## Exercise prompt
Check each line of the material below for "false", then copy the ones that contain it.

## Data for this exercise

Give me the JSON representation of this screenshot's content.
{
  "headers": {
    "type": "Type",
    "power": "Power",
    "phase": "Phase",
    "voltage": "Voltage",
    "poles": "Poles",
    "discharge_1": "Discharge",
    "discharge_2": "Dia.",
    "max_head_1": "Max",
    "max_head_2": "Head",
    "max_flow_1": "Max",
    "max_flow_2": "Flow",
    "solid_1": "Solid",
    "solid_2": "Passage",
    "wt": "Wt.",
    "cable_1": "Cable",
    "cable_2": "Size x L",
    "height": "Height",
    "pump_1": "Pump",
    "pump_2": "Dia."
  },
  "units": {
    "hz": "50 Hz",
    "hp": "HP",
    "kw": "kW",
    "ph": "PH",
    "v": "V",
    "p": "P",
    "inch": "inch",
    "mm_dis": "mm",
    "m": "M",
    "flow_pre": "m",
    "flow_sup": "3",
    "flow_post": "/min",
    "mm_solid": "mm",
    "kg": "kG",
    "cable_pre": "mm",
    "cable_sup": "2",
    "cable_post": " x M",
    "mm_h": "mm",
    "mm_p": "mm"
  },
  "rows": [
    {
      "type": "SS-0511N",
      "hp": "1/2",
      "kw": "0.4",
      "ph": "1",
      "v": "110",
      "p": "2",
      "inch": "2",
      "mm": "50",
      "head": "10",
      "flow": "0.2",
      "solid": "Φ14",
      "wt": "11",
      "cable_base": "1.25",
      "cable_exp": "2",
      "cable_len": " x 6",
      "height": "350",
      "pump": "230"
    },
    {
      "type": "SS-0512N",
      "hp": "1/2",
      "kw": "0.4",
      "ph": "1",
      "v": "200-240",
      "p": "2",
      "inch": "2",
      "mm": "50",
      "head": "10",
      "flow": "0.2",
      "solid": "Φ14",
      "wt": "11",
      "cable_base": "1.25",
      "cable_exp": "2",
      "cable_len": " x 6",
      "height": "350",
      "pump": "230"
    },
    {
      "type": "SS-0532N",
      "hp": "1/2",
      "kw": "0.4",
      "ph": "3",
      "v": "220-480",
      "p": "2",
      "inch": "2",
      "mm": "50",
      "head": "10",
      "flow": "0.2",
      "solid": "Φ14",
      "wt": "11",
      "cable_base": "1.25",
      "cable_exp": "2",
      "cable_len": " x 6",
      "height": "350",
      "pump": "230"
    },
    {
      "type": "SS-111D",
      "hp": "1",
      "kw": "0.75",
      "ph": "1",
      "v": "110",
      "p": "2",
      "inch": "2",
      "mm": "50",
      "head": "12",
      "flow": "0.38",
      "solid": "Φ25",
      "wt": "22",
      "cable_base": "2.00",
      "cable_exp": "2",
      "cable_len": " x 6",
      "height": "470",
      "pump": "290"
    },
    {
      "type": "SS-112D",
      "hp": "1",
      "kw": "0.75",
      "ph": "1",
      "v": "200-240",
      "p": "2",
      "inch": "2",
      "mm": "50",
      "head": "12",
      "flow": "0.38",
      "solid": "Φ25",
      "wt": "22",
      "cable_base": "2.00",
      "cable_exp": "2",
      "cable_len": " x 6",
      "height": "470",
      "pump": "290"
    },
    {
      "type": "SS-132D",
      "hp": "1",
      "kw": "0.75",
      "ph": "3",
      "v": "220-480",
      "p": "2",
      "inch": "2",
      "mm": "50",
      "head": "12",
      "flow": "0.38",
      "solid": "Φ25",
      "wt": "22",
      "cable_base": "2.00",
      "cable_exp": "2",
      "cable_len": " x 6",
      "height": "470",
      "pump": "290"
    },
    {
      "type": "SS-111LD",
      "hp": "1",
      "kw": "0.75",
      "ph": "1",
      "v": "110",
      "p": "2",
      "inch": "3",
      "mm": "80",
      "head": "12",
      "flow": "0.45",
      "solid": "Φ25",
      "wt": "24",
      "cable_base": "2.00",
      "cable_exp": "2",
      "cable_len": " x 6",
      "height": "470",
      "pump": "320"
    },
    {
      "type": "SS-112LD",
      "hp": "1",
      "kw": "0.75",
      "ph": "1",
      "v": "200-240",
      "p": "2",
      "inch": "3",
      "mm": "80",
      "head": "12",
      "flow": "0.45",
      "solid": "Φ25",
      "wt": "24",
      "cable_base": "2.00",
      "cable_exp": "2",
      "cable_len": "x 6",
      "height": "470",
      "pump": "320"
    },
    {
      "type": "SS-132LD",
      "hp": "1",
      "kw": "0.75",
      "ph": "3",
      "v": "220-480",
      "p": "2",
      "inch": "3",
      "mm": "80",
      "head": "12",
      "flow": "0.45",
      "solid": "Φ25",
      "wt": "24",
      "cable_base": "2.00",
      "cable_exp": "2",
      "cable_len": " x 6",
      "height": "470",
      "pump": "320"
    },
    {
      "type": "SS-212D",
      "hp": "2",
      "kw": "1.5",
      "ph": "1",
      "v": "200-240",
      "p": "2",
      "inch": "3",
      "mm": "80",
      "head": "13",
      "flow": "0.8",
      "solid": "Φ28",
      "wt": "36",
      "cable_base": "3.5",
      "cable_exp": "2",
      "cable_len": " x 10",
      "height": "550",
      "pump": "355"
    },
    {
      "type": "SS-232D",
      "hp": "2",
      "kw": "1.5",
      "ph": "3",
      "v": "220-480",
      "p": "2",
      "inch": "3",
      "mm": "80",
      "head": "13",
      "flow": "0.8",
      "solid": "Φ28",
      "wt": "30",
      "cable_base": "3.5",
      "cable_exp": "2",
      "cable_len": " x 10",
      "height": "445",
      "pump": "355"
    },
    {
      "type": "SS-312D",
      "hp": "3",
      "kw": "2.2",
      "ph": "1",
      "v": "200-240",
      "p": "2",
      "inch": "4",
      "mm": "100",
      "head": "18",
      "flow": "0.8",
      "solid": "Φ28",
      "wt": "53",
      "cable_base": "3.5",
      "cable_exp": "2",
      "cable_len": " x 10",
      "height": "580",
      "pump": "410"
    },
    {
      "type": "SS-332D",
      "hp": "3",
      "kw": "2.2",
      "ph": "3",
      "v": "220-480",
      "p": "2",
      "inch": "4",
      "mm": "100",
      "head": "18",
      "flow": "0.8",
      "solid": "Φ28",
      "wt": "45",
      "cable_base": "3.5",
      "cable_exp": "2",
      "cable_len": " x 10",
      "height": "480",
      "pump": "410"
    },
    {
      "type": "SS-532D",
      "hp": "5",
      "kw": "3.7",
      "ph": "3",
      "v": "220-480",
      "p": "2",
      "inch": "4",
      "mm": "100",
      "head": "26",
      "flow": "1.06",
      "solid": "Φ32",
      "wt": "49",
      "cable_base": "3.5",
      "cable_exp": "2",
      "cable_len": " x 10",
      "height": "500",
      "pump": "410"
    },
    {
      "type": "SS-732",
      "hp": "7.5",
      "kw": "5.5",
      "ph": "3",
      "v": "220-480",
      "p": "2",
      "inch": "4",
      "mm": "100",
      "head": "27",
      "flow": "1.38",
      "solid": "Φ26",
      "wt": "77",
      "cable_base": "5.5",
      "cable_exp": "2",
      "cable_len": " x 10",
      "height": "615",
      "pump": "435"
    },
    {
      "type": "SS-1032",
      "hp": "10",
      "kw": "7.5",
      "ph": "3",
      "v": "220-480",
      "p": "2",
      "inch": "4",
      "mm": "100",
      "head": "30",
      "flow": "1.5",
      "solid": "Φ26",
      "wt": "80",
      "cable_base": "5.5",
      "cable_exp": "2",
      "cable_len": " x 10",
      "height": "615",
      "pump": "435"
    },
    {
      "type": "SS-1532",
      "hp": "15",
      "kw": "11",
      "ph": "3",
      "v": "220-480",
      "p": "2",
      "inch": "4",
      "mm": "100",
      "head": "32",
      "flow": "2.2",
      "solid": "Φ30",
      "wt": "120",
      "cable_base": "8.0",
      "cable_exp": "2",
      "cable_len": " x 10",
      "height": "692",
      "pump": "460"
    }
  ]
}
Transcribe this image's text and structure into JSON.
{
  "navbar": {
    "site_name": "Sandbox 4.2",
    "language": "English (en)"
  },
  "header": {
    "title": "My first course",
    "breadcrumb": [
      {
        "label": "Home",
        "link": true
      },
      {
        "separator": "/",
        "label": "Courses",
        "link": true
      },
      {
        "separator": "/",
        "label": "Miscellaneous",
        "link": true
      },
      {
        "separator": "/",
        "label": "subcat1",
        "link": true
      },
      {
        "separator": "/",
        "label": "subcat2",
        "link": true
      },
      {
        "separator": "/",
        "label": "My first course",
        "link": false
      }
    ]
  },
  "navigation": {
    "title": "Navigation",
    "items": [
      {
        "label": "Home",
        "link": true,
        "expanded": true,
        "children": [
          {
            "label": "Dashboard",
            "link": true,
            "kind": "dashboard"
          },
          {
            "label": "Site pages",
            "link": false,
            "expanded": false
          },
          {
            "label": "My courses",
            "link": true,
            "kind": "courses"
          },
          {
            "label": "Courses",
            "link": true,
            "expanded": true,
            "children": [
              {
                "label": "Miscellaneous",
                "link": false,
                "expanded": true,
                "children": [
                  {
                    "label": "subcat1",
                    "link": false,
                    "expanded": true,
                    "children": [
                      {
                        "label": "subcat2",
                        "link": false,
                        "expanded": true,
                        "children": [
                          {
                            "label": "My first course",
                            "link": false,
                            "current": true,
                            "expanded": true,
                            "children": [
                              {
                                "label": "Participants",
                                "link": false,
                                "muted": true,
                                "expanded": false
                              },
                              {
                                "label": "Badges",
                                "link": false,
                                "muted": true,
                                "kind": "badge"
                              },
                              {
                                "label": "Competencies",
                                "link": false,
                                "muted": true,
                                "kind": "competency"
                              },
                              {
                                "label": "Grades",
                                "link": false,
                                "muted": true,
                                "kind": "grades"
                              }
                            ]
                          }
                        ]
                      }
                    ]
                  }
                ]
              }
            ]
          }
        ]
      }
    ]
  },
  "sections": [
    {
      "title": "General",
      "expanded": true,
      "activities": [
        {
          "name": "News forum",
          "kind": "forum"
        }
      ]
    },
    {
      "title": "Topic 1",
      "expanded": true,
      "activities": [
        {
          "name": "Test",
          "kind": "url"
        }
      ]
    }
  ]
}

## Written solution
        "link": false
            "link": false,
            "expanded": false
                "link": false,
                    "link": false,
                        "link": false,
                            "link": false,
                                "link": false,
                                "expanded": false
                                "link": false,
                                "link": false,
                                "link": false,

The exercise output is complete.